* WORK INSTRUCTION:
Copy each line in the data that includes the word "major".

---+---

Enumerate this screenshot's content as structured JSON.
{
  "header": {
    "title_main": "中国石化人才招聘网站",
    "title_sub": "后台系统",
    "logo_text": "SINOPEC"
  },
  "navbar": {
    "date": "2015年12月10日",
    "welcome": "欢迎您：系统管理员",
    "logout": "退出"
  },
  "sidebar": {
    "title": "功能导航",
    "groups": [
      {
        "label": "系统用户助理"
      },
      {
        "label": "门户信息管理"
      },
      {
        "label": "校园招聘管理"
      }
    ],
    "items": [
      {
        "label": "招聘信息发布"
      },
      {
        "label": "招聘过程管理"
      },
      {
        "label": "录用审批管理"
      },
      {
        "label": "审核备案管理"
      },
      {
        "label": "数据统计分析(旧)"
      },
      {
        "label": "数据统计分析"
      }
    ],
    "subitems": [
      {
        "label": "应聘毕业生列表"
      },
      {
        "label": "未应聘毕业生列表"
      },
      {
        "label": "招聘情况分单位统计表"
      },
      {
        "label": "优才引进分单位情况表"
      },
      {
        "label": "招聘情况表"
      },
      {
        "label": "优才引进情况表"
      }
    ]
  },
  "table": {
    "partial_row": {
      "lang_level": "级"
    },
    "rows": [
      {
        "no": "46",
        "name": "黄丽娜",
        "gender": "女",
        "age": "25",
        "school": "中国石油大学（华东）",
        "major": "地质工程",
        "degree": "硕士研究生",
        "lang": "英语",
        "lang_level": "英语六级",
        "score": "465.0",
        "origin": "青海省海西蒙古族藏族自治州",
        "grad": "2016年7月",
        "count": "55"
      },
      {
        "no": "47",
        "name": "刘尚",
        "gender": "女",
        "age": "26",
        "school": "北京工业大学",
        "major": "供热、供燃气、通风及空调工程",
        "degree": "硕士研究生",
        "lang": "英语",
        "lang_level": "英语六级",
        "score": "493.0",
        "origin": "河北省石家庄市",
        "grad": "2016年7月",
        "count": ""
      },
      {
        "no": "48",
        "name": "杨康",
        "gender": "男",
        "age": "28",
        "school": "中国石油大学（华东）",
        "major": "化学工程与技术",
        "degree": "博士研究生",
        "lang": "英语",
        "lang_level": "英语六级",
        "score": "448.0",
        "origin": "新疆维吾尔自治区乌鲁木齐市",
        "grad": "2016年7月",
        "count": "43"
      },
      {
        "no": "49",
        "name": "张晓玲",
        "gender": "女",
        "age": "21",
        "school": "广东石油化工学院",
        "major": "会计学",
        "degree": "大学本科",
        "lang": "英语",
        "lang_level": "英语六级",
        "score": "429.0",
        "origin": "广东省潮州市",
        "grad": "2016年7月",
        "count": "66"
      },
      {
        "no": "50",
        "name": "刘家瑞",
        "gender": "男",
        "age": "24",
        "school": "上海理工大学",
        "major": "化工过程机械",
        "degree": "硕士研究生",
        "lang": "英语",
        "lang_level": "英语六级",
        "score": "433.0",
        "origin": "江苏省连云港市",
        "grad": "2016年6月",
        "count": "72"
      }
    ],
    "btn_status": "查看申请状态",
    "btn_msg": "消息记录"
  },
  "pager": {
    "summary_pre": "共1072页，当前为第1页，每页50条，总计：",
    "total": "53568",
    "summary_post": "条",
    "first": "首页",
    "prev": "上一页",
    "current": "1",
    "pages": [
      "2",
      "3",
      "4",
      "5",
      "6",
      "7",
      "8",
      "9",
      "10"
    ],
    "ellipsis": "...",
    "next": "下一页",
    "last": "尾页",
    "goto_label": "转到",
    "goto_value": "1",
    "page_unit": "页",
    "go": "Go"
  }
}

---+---

* RESPONSE TO THIS TASK:
        "major": "地质工程",
        "major": "供热、供燃气、通风及空调工程",
        "major": "化学工程与技术",
        "major": "会计学",
        "major": "化工过程机械",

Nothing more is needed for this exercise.